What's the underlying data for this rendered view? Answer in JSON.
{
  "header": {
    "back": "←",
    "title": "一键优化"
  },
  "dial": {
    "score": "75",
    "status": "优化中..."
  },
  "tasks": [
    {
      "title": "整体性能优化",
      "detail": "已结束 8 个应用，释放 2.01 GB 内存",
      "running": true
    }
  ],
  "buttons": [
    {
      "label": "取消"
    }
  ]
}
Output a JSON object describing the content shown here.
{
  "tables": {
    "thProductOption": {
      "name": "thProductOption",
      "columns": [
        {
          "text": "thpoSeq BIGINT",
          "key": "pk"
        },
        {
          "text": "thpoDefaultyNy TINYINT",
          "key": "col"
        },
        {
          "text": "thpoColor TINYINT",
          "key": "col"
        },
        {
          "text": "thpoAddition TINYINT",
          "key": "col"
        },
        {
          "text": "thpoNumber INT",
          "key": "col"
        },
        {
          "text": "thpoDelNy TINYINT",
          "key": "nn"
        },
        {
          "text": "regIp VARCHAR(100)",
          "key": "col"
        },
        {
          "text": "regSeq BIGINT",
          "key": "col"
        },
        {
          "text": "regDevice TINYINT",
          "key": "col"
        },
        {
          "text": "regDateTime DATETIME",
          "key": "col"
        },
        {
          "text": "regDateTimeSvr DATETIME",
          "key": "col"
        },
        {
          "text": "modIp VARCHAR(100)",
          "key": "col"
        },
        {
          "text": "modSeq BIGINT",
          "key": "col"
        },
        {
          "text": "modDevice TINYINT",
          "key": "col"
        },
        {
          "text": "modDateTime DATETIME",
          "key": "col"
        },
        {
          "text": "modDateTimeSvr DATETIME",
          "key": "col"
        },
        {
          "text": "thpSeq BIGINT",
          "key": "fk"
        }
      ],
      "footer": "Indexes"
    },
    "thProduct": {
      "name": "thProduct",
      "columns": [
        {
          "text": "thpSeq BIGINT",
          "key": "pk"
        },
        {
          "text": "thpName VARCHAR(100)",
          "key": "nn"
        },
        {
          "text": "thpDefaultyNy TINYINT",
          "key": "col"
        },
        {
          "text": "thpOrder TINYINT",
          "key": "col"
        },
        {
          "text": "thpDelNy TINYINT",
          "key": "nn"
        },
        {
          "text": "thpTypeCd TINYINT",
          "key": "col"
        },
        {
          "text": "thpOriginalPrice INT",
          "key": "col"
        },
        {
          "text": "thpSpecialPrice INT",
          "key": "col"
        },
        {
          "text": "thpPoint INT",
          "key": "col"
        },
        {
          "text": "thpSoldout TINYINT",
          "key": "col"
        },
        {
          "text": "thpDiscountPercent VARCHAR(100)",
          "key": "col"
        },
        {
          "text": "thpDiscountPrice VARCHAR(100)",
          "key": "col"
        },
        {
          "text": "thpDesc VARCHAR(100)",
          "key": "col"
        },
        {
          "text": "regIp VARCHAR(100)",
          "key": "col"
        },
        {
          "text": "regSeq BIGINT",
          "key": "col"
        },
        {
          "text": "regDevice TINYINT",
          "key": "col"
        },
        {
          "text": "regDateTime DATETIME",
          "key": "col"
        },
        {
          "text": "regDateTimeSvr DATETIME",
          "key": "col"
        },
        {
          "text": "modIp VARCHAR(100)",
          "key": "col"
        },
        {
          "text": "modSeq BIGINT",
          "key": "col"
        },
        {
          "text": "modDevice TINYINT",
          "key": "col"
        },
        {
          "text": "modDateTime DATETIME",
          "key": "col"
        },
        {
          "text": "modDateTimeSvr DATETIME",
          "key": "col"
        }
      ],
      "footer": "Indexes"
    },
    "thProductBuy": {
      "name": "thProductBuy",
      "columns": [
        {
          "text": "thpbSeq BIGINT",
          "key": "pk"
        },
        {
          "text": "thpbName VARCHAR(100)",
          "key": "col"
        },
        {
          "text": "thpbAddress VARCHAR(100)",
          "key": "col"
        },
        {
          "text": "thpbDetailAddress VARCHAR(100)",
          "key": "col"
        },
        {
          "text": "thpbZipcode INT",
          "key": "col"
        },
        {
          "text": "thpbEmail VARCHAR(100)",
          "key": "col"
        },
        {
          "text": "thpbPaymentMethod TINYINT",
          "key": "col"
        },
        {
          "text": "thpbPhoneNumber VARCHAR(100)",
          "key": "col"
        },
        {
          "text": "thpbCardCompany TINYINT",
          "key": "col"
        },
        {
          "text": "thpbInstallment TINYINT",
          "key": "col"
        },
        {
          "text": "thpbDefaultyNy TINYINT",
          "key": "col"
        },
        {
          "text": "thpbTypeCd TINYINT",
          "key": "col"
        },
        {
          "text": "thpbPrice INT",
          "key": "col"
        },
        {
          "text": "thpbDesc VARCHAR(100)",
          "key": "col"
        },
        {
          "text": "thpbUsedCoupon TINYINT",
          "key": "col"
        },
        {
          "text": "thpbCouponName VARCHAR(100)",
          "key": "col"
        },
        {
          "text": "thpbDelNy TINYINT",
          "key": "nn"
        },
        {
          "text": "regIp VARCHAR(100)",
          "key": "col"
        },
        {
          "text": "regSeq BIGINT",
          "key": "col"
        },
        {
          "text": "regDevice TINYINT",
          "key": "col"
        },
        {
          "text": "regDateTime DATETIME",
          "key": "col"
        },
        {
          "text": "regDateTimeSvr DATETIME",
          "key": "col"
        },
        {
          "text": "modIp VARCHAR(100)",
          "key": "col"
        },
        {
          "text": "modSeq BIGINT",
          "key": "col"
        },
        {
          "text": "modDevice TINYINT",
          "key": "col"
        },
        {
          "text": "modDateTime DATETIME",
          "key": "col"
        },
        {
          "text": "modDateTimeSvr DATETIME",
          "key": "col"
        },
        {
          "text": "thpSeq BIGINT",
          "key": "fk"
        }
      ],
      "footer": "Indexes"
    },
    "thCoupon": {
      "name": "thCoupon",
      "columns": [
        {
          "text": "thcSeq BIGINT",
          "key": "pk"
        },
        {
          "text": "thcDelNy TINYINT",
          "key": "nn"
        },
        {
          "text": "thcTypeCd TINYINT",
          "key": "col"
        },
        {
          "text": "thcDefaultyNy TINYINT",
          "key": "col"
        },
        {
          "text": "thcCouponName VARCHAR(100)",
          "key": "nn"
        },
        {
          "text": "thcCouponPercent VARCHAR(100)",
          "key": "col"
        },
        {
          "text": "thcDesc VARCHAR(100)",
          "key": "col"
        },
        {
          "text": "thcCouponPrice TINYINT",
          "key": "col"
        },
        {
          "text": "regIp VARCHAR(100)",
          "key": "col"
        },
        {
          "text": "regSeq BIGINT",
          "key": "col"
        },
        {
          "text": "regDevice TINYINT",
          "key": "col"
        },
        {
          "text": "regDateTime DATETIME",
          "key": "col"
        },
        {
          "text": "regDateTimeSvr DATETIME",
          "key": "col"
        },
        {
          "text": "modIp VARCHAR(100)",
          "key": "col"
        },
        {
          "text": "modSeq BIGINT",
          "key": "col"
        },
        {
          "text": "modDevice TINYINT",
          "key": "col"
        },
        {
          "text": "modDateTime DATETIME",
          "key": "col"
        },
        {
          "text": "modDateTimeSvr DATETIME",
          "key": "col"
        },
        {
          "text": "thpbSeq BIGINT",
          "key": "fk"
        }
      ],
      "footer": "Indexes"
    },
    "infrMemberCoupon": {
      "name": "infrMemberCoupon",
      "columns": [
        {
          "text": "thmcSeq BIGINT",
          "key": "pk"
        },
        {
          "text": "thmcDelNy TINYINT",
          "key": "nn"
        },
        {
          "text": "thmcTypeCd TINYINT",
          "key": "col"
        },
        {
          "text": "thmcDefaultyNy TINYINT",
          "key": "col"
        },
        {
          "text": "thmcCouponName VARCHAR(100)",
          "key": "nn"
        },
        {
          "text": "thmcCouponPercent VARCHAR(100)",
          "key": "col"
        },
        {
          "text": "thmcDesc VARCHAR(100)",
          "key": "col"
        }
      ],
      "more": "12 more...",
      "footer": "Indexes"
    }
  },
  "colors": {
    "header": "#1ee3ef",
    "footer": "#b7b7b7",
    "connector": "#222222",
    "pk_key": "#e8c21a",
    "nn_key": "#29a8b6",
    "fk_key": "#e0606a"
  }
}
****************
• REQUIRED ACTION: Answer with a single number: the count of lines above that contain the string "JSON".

• ANSWER SECTION: 2